■ TASK DIRECTIONS ■
Whenever "link" appears in a line of the entries below, that line counts; give the total only.

■ INFORMATION GIVEN ■

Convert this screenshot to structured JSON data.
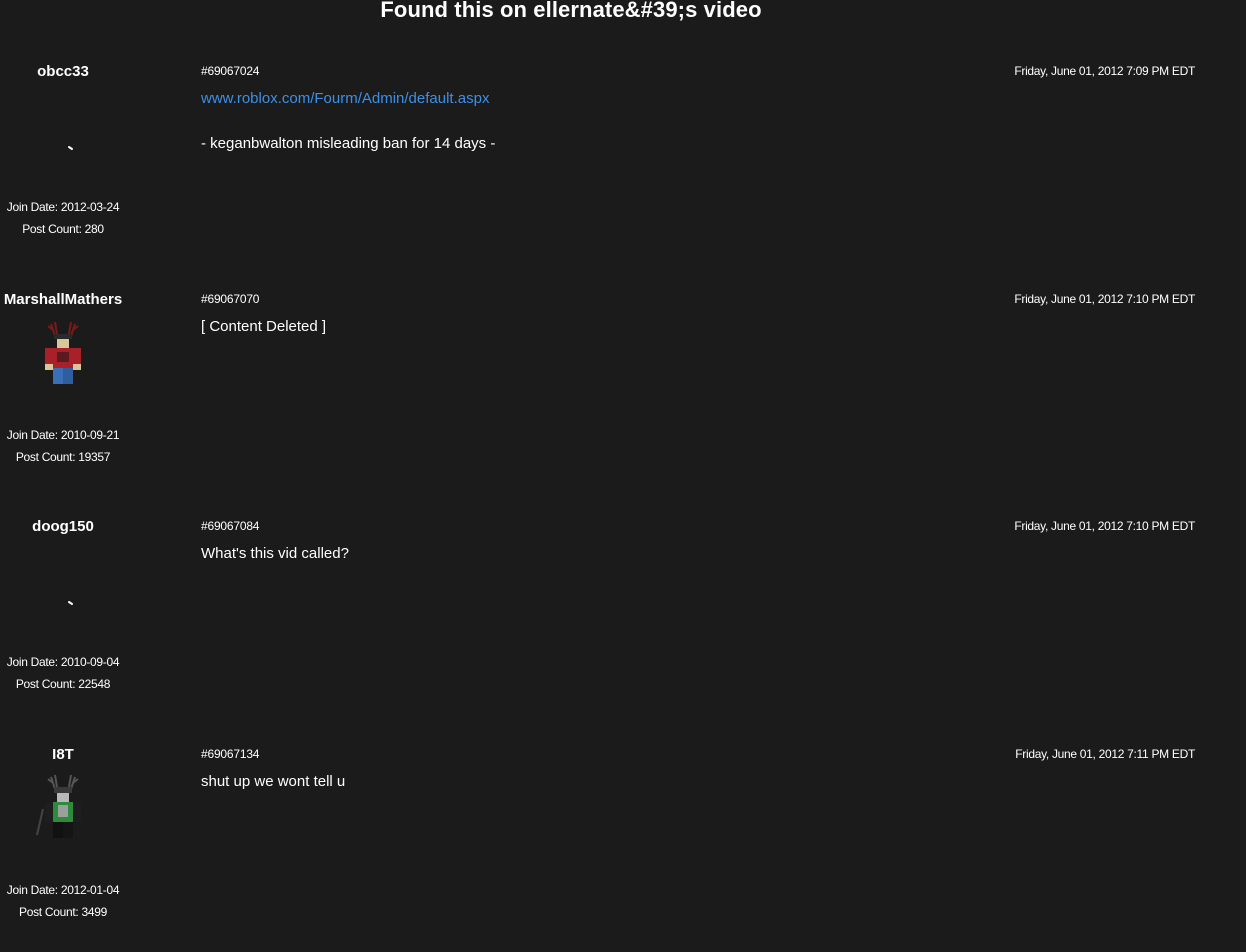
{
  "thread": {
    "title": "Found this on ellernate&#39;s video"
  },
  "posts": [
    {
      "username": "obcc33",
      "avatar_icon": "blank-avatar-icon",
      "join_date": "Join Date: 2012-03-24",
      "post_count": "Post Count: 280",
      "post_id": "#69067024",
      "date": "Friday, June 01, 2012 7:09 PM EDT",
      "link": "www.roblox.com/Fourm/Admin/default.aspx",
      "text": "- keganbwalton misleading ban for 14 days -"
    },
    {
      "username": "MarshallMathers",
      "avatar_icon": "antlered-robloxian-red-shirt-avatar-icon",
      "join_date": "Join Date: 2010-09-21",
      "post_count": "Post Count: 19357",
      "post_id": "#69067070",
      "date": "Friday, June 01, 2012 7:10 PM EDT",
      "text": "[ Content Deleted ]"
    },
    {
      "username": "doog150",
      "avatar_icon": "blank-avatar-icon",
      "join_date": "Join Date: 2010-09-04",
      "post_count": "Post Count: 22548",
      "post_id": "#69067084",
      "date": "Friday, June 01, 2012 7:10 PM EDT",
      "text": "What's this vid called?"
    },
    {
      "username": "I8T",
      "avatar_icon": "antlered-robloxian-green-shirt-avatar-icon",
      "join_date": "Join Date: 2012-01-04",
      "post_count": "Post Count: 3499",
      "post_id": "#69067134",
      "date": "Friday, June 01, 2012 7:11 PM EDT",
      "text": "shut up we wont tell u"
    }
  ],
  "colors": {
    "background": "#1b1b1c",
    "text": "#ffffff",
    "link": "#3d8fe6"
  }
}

■ EXERCISE RESPONSE ■
2